ABCD challenges needs-based approaches to community development by presenting a community driven process based on the principle of identifying, appreciating and mobilizing existing - but often unrecognized - community assets and building upon them to create new opportunities and positive. These assets include social, human, relational, cultural, natural, produced and financial strengths within the community.  The new opportunities could, where needed, utilize external parties’ support and resources yet not as a beneficiary but as equitable partner.  ABCD enables communities to develop and strengthen their internal abilities and strengths as well as their role in decisions that influence them and their lives. ABCD is a life style; it’s a comprehensive perspective towards life and living and thus must not be only linked or applied to development work and programs.

And so to enhance communities’ human assets capabilities, of youth and all other segments, including their abilities and role in decision making, development effort need to include various types of interventions rather than the service-based ones. 

“Services, Opportunities & Support” (SOS) Approach:

SOS identifies three types of interventions essential for all development work:

  • Provision of Services that strengthen individuals and structures’ capabilities and positively influence their communities and environment
  • Provision of Opportunities for both informal instruction and active learning, as well as opportunities for new roles, responsibilities and decisions
  • Provision of Support on the emotional, motivational, technical and strategic fronts

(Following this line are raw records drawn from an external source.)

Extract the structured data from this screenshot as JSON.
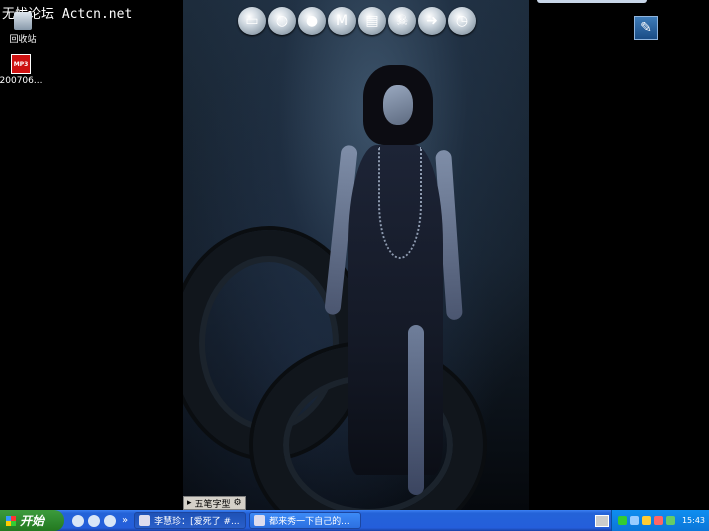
{
  "desktop": {
    "watermark": "无忧论坛 Actcn.net",
    "icons": [
      {
        "label": "回收站",
        "icon": "recycle-bin-icon"
      },
      {
        "label": "200706...",
        "icon": "mp3-file-icon",
        "badge": "MP3"
      }
    ],
    "top_shortcuts": [
      "monitor-icon",
      "globe-icon",
      "qq-penguin-icon",
      "maxthon-icon",
      "movie-clapper-icon",
      "skull-icon",
      "green-arrow-icon",
      "clock-icon"
    ],
    "corner_tool_icon": "pen-tool-icon"
  },
  "ime_bar": {
    "label": "五笔字型"
  },
  "taskbar": {
    "start_label": "开始",
    "chevron": "»",
    "tasks": [
      {
        "label": "李慧珍：[爱死了 #...",
        "active": true
      },
      {
        "label": "都来秀一下自己的...",
        "active": false
      }
    ],
    "clock": "15:43"
  },
  "colors": {
    "taskbar": "#245edb",
    "start": "#2f8a2f",
    "tray": "#0b76d8"
  }
}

Community Youth Development is:

  1. Fostered through relationships with all stakeholders,
  2. Cultivated by competent and able implementers,
  3. Influenced by the place and the evironment, and
  4. Triggered by youth praticipation.

Our concern is not (and never was) the promotion of big philosophical terms as much as it was and still is in the concepts and approaches that directly contribute to the promotion of the values ​​and principles of social justice in the context of the work of civil society work; at the level of individuals, groups and/or institutions.  Thus for years, these four concepts and approaches occupied a good bulk of our effort in an attempt to promote and deliver them to others working in all developmental areas and at all levels.  Such efforts did not attempt to impose a system or a trend on others but rather included the development, innovation and implementation of a series of programmatic plans, standards and mechanisms through a variety of activities that gradually evolved; on the internal work levels (administrative and programmatic) and in relation to the targeted groups and partners. 

The ‘conceptual framework’ Naseej now has, is the result of 10 years of work, experimentation and accumulation of field experience - professional and intellectual -.  We have strong confidence that this framework is an essential and necessary base for all civil society’s stakeholders, the development of their work and their ability to create real and positive change, regardless of their area of ​​specialization or programming tools.